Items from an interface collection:
══════
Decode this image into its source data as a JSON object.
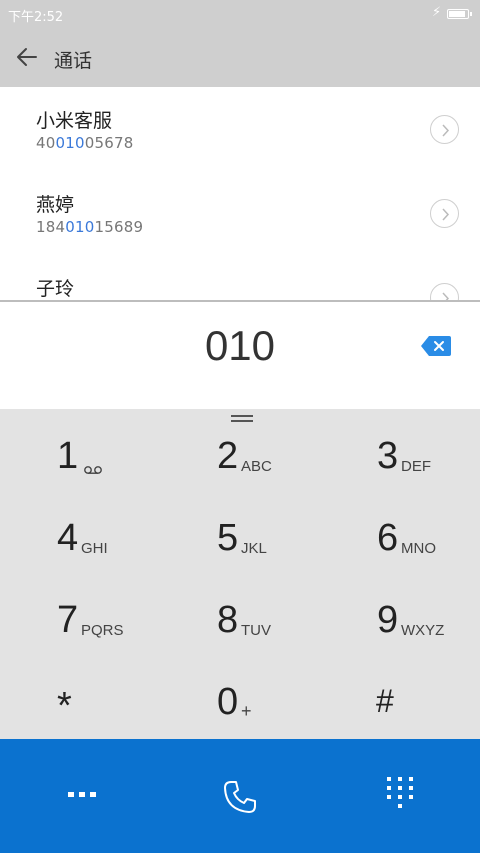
{
  "status_bar": {
    "time": "下午2:52",
    "charging_symbol": "⚡",
    "battery_level": 0.9
  },
  "header": {
    "title": "通话",
    "back_icon": "arrow-left-icon"
  },
  "contacts": [
    {
      "name": "小米客服",
      "number_pre": "40",
      "number_match": "010",
      "number_post": "05678"
    },
    {
      "name": "燕婷",
      "number_pre": "184",
      "number_match": "010",
      "number_post": "15689"
    },
    {
      "name": "子玲",
      "number_pre": "",
      "number_match": "",
      "number_post": ""
    }
  ],
  "dialed": "010",
  "keys": [
    {
      "digit": "1",
      "letters": "",
      "icon": "voicemail-icon"
    },
    {
      "digit": "2",
      "letters": "ABC"
    },
    {
      "digit": "3",
      "letters": "DEF"
    },
    {
      "digit": "4",
      "letters": "GHI"
    },
    {
      "digit": "5",
      "letters": "JKL"
    },
    {
      "digit": "6",
      "letters": "MNO"
    },
    {
      "digit": "7",
      "letters": "PQRS"
    },
    {
      "digit": "8",
      "letters": "TUV"
    },
    {
      "digit": "9",
      "letters": "WXYZ"
    },
    {
      "digit": "*",
      "letters": ""
    },
    {
      "digit": "0",
      "letters": "+"
    },
    {
      "digit": "#",
      "letters": ""
    }
  ],
  "bottom_bar": {
    "more_icon": "more-icon",
    "call_icon": "phone-icon",
    "keypad_icon": "dialpad-icon"
  },
  "colors": {
    "accent": "#0b72cf",
    "highlight": "#3b79d9",
    "header_bg": "#cfcfcf",
    "keypad_bg": "#e3e3e3"
  }
}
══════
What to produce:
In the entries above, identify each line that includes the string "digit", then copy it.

Task solution:
      "digit": "1",
      "digit": "2",
      "digit": "3",
      "digit": "4",
      "digit": "5",
      "digit": "6",
      "digit": "7",
      "digit": "8",
      "digit": "9",
      "digit": "*",
      "digit": "0",
      "digit": "#",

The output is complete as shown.